    Ammonia is toxic to you and the environment. Use vinegar instead or borax and very hot water. microfiber cloths and plain water actually are excellent at removing bacteria, fungi, and other microbes due to their construction, very fine fibers close together remove these pathogens even without disinfectant. wash in-between and rinse well. Rubbing alcohol straight is an excellent disinfectant if allowed to dry on the surface and does not add to contaminating our drinking water when used this way. Old -fashioned laundry bar soap is cheap, cheap, and removes body soil, grease, and dirt.

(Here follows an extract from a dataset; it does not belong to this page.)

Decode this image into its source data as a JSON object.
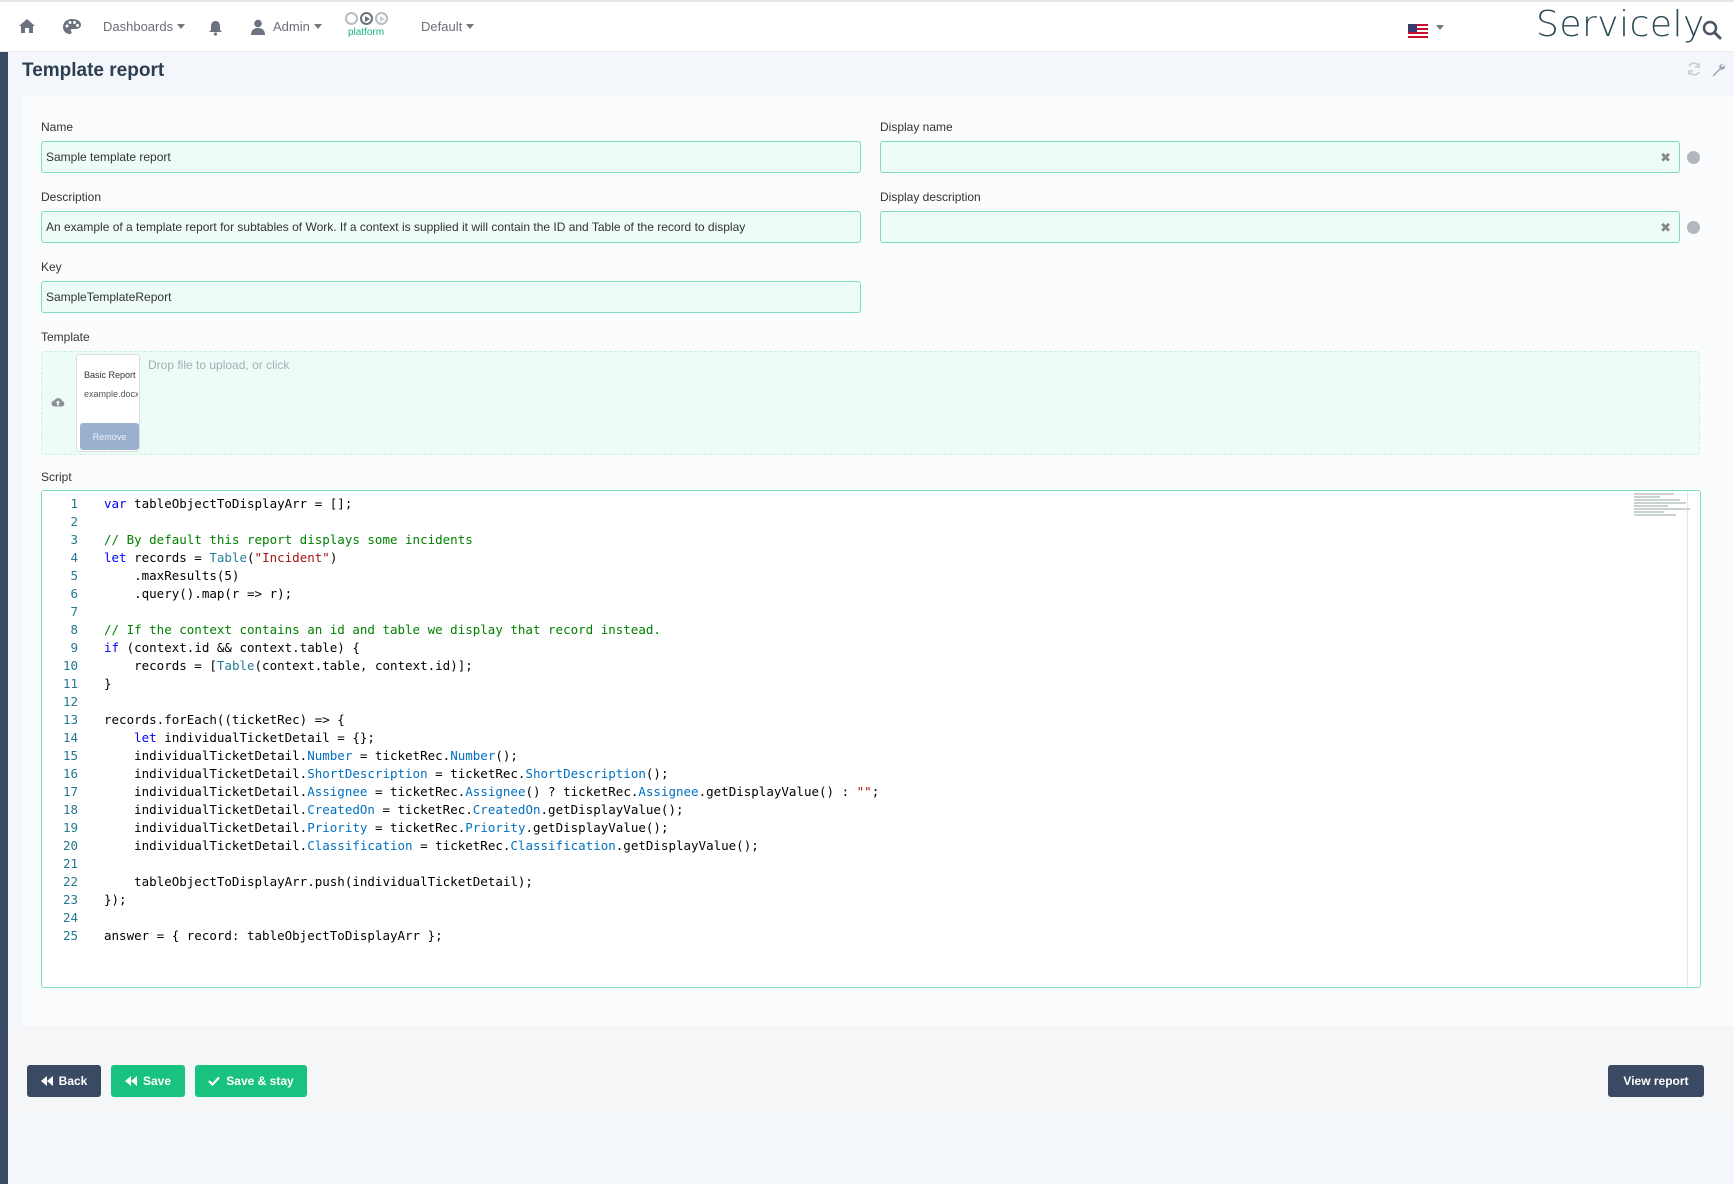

Wet cloth and rub bar on cloth. can use a bucket of water to rinse or make soapy water. does not suds since it does not have sodium lauryl sulfate which is not needed and is toxic. Laundry bar soap is biodegradable and does not require the user to wear gloves. you can use it to wash dishes, make laundry detergent, do household chores, clean the toilet, wash your stove in combo with baking soda, and so much more. Zout and other products can be found in dollar stores, ethnic grocers,Hispanic stores, and on-line. cost $2.00 or less. I use it for everything. Fels naptha, Octagon are well known, but the higher fatty acid soaps work better and are all natural. Liquid castile soaps can be used the same way. A couple of drops plus a pint of water and you have dish soap. There are so many recipes for making your own dish washer detergent, bath crystals, and every household and beauty product. Never any need to buy commercial poisons that do not work as well and cost an arm and a leg. I make laundry detergent every 4 months. I pay 4-6 cents per load. You can even remove pet stains and odor with the right formula and wash your pets safely. Wash your baby with mild and safe body wash. Vinegar, peroxide, rubbing alcohol, washing soda, baking soda, laundry bar or liquid castile soap, borax and microfiber cloths, and a non-toxic cleanser are enough to do everything around your house and outside. Safe, non-toxic, no fumes, carcinogens and the products last a long time. If you had to you could get away with the bar soap, vinegar and baking soda, and a cleanser like Bon Ami at a minimum. That's eight dollars worth of product at the highest prices.

  20. Michele // Wednesday, January 12, 2011 3:46:00 AM  

    RE: Reusable coffee filters - You can also just use a few of layers of muslin layered in your basket - you want to have enough layers so it slows the coffee (depending on the grind) enough to get more flavour out of it and at the same time doesn't overflow all over your counter.

    I use a Melitta single-cup maker and drag out the 10-cup maker for parties; haven't honestly tried the coffee maker/muslin dealie so I'm just making stuff up is what I'm trying to say.